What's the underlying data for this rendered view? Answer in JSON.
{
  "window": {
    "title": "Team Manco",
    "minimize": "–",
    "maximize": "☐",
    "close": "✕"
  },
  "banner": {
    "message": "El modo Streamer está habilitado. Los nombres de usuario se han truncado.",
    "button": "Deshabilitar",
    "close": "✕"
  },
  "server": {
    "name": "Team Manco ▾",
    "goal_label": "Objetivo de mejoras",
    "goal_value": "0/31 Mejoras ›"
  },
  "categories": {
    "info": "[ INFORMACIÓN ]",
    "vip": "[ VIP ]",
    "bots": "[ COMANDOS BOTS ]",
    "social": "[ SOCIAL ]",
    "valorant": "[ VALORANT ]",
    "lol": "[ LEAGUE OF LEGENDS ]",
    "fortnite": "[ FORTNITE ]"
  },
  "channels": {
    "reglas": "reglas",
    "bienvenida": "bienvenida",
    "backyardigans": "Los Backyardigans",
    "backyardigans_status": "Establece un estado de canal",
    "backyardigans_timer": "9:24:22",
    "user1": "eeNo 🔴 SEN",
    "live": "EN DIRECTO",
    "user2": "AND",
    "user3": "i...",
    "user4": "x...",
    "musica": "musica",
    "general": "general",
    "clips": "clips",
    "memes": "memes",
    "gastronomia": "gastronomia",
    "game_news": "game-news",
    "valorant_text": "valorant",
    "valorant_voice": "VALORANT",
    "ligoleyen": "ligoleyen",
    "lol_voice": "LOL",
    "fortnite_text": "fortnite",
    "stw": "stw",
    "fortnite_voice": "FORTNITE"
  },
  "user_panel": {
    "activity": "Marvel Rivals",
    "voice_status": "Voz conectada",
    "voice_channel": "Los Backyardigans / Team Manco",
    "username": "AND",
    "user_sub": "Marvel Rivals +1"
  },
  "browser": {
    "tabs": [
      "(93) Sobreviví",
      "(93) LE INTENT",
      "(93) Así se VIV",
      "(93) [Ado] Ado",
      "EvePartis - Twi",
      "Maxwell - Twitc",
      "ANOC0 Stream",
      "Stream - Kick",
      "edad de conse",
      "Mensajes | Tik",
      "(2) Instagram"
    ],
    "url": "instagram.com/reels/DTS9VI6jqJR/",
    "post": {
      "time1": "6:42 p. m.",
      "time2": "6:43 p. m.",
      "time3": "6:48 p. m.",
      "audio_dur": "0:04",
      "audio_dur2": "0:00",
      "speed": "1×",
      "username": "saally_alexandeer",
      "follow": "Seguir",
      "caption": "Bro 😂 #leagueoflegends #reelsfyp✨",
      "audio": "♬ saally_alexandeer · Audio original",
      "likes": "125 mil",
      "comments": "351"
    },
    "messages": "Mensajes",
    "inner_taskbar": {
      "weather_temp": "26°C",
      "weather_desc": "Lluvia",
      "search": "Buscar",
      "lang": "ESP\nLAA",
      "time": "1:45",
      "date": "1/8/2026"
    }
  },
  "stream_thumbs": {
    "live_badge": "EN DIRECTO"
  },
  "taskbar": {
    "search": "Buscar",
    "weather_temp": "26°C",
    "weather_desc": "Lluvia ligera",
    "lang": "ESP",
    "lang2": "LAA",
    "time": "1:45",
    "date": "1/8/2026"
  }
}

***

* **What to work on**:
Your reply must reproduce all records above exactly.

* **Answer to the problem**:
What's the underlying data for this rendered view? Answer in JSON.
{
  "window": {
    "title": "Team Manco",
    "minimize": "–",
    "maximize": "☐",
    "close": "✕"
  },
  "banner": {
    "message": "El modo Streamer está habilitado. Los nombres de usuario se han truncado.",
    "button": "Deshabilitar",
    "close": "✕"
  },
  "server": {
    "name": "Team Manco ▾",
    "goal_label": "Objetivo de mejoras",
    "goal_value": "0/31 Mejoras ›"
  },
  "categories": {
    "info": "[ INFORMACIÓN ]",
    "vip": "[ VIP ]",
    "bots": "[ COMANDOS BOTS ]",
    "social": "[ SOCIAL ]",
    "valorant": "[ VALORANT ]",
    "lol": "[ LEAGUE OF LEGENDS ]",
    "fortnite": "[ FORTNITE ]"
  },
  "channels": {
    "reglas": "reglas",
    "bienvenida": "bienvenida",
    "backyardigans": "Los Backyardigans",
    "backyardigans_status": "Establece un estado de canal",
    "backyardigans_timer": "9:24:22",
    "user1": "eeNo 🔴 SEN",
    "live": "EN DIRECTO",
    "user2": "AND",
    "user3": "i...",
    "user4": "x...",
    "musica": "musica",
    "general": "general",
    "clips": "clips",
    "memes": "memes",
    "gastronomia": "gastronomia",
    "game_news": "game-news",
    "valorant_text": "valorant",
    "valorant_voice": "VALORANT",
    "ligoleyen": "ligoleyen",
    "lol_voice": "LOL",
    "fortnite_text": "fortnite",
    "stw": "stw",
    "fortnite_voice": "FORTNITE"
  },
  "user_panel": {
    "activity": "Marvel Rivals",
    "voice_status": "Voz conectada",
    "voice_channel": "Los Backyardigans / Team Manco",
    "username": "AND",
    "user_sub": "Marvel Rivals +1"
  },
  "browser": {
    "tabs": [
      "(93) Sobreviví",
      "(93) LE INTENT",
      "(93) Así se VIV",
      "(93) [Ado] Ado",
      "EvePartis - Twi",
      "Maxwell - Twitc",
      "ANOC0 Stream",
      "Stream - Kick",
      "edad de conse",
      "Mensajes | Tik",
      "(2) Instagram"
    ],
    "url": "instagram.com/reels/DTS9VI6jqJR/",
    "post": {
      "time1": "6:42 p. m.",
      "time2": "6:43 p. m.",
      "time3": "6:48 p. m.",
      "audio_dur": "0:04",
      "audio_dur2": "0:00",
      "speed": "1×",
      "username": "saally_alexandeer",
      "follow": "Seguir",
      "caption": "Bro 😂 #leagueoflegends #reelsfyp✨",
      "audio": "♬ saally_alexandeer · Audio original",
      "likes": "125 mil",
      "comments": "351"
    },
    "messages": "Mensajes",
    "inner_taskbar": {
      "weather_temp": "26°C",
      "weather_desc": "Lluvia",
      "search": "Buscar",
      "lang": "ESP\nLAA",
      "time": "1:45",
      "date": "1/8/2026"
    }
  },
  "stream_thumbs": {
    "live_badge": "EN DIRECTO"
  },
  "taskbar": {
    "search": "Buscar",
    "weather_temp": "26°C",
    "weather_desc": "Lluvia ligera",
    "lang": "ESP",
    "lang2": "LAA",
    "time": "1:45",
    "date": "1/8/2026"
  }
}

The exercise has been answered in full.